THE BUNKER - My name is Allie Bailey and I am the summer 2016 sports intern at FOX 5 News. Every day has proven to be an adventure–in and out of the studio. From locker room interviews with the Braves to observing the Falcons closed practices, there is nothing quite like the sports media world.
Through my blogs, you too can experience it all. Throughout the summer, I will post up-to-date blogs that reflect my time as an intern. Come take a look!
The Time I Almost Never Showed My Face at the Falcons Training Facility Again
May 23, 2016
The sun beamed upon the Falcons training center in Flowery Branch, Georgia as the Atlanta Falcons restlessly sped through its first summer practice. The practice was a closed one, and only the media were allowed to linger by the sidelines.
This is where I come in. As the sports intern for FOX 5 News, I was allowed to tag along on this exclusive opportunity. To say I was in sports heaven was an understatement.
I eagerly snapped photos and videos for our social media accounts. We were later allowed to share the footage. I scratched the names off the team's roster as one by one, the FOX 5 photographer and I tracked athletes to film. I happily introduced myself to anyone nearby, hoping to get to know all the movers and shakers in the sports media realm.
But one face was familiar.
Darryl Ledbetter, the Atlanta Falcons beat writer for the Atlanta Journal Constitution, had been one of my sports media professors at the University of Georgia in the spring semester of 2016. He too was at the practice, and I could tell how well respected he was by his peers. So much so, the other reporters confided with me that Ledbetter was guaranteed the first question for any media availability. Well, except for me that day. I didn't expect it at all.
I know what you're thinking: how does any of this sound bad? And what was I doing talking to head coach Dan Quinn? At that point in the day, my biggest task at hand was to make sure the FOX 5 mic was held close enough to the athlete who was speaking during interviews. I left the reporting to the professionals and did what I came to the training center to do: help.
But that's when Quinn showed up. Cameramen and reporters alike gathered around Quinn, hoping to gain just the tiniest bit of information to make news. Quinn proceeded to give an overarching statement to the group, disclosing how smoothly the practice had gone. With that, Quinn opened up the floor for questions and everyone turned expectantly to Ledbetter. What he said next made my jaw drop.
"Allie Bailey has a question," Ledbetter said, gesturing towards me.
Everyone turned towards me–the intern eagerly balancing the mic near the far side of the group. My eyes widened as I realized what just happened. Quinn was staring at me. The reporters were staring at me. At the time, I felt like the whole world was staring at me. I had about five seconds to make up a credible question. And if I didn't, I was sure that I wouldn't be able to set foot on that practice field ever again. I honestly didn't know what was going to come out of my mouth next, but I surely hoped it was going to be something good.
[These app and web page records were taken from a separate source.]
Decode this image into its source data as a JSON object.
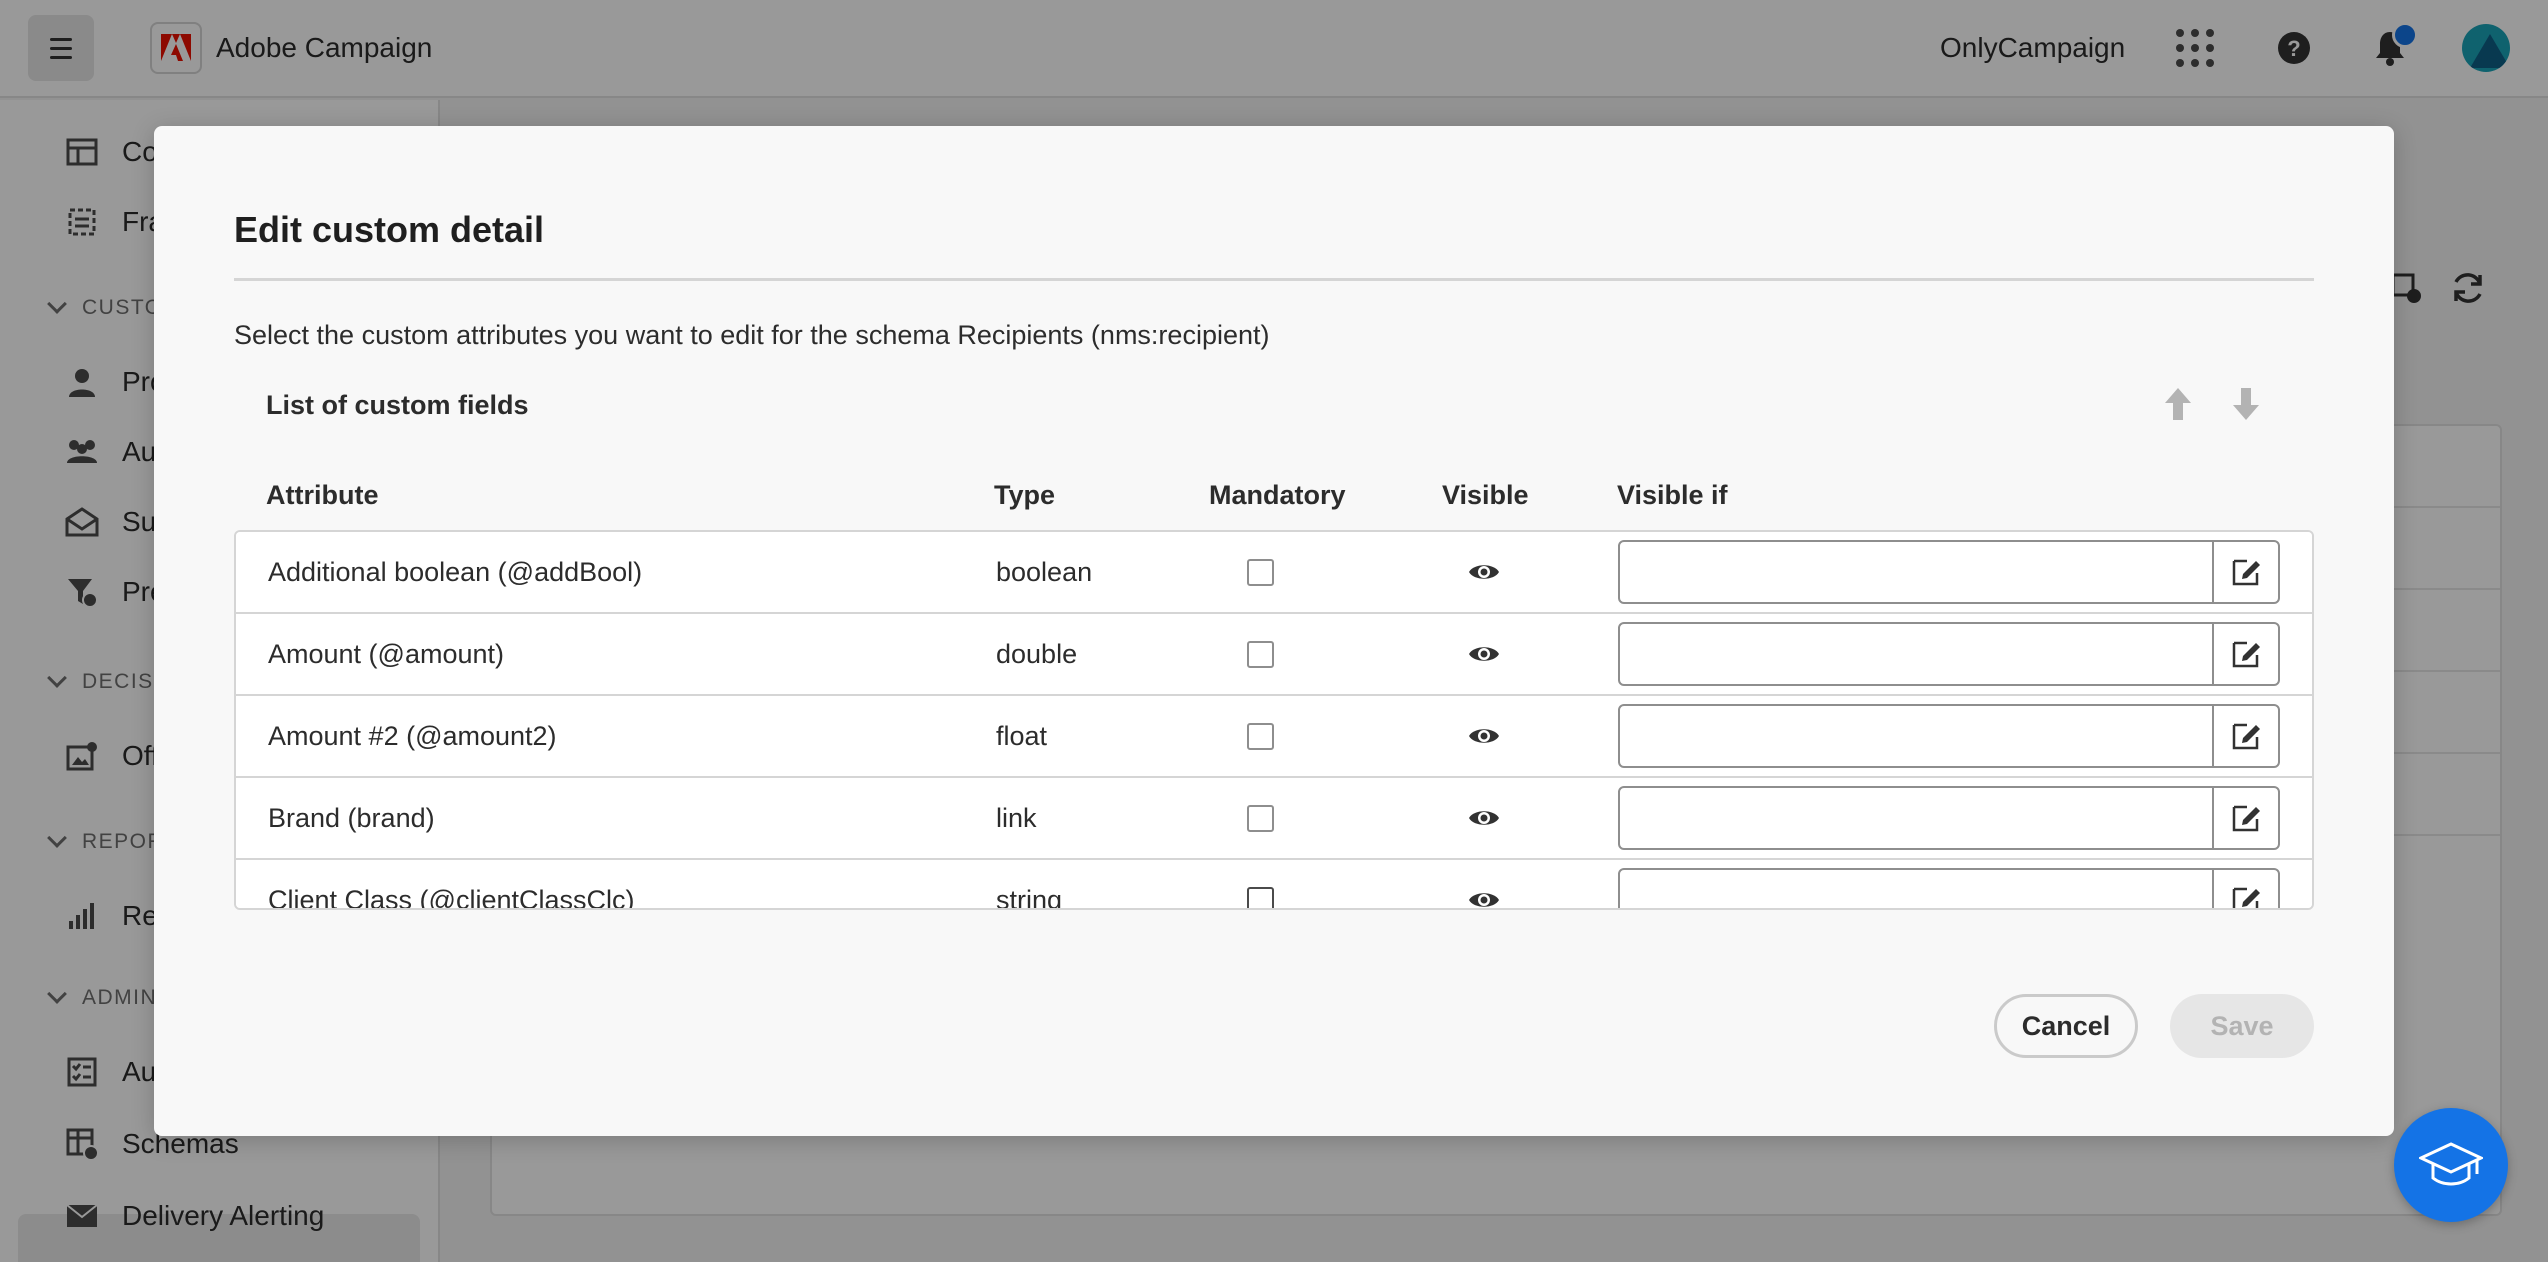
{
  "header": {
    "app_name": "Adobe Campaign",
    "org_name": "OnlyCampaign",
    "icons": [
      "menu-icon",
      "adobe-logo-icon",
      "apps-grid-icon",
      "help-icon",
      "bell-icon",
      "avatar"
    ]
  },
  "sidebar": {
    "items": [
      {
        "label": "Con",
        "icon": "table-icon"
      },
      {
        "label": "Fra",
        "icon": "fragment-icon"
      },
      {
        "section": "CUSTO"
      },
      {
        "label": "Pro",
        "icon": "profile-icon"
      },
      {
        "label": "Au",
        "icon": "audience-icon"
      },
      {
        "label": "Sub",
        "icon": "subscription-icon"
      },
      {
        "label": "Pre",
        "icon": "filter-icon"
      },
      {
        "section": "DECIS"
      },
      {
        "label": "Off",
        "icon": "offer-icon"
      },
      {
        "section": "REPOR"
      },
      {
        "label": "Rep",
        "icon": "report-icon"
      },
      {
        "section": "ADMIN"
      },
      {
        "label": "Au",
        "icon": "audit-icon"
      },
      {
        "label": "Schemas",
        "icon": "schema-icon",
        "active": true
      },
      {
        "label": "Delivery Alerting",
        "icon": "mail-alert-icon"
      }
    ]
  },
  "dialog": {
    "title": "Edit custom detail",
    "description": "Select the custom attributes you want to edit for the schema Recipients (nms:recipient)",
    "list_title": "List of custom fields",
    "columns": {
      "attribute": "Attribute",
      "type": "Type",
      "mandatory": "Mandatory",
      "visible": "Visible",
      "visible_if": "Visible if"
    },
    "rows": [
      {
        "attribute": "Additional boolean (@addBool)",
        "type": "boolean",
        "mandatory": false,
        "visible": true,
        "visible_if": ""
      },
      {
        "attribute": "Amount (@amount)",
        "type": "double",
        "mandatory": false,
        "visible": true,
        "visible_if": ""
      },
      {
        "attribute": "Amount #2 (@amount2)",
        "type": "float",
        "mandatory": false,
        "visible": true,
        "visible_if": ""
      },
      {
        "attribute": "Brand (brand)",
        "type": "link",
        "mandatory": false,
        "visible": true,
        "visible_if": ""
      },
      {
        "attribute": "Client Class (@clientClassClc)",
        "type": "string",
        "mandatory": false,
        "visible": true,
        "visible_if": ""
      }
    ],
    "cancel_label": "Cancel",
    "save_label": "Save"
  },
  "colors": {
    "accent": "#1473e6",
    "adobe_red": "#eb1000",
    "overlay": "rgba(0,0,0,0.4)"
  }
}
"What did you expect of the rookies this practice?" I said.
At least, I think that's what I mustered. I was just happy to have said something–anything really. Quinn smiled, answered the question, and I instantly relaxed. Shortly after the interviews, Ledbetter gave me a high five and many of the other reporters congratulated me. Though the situation had presently been a coin toss between great and potentially awkward, I was glad it happened.
At the end of the day, reporting is just as much about the planned encounters as the impulsive ones. I know that the interview I had with Quinn was one for the books!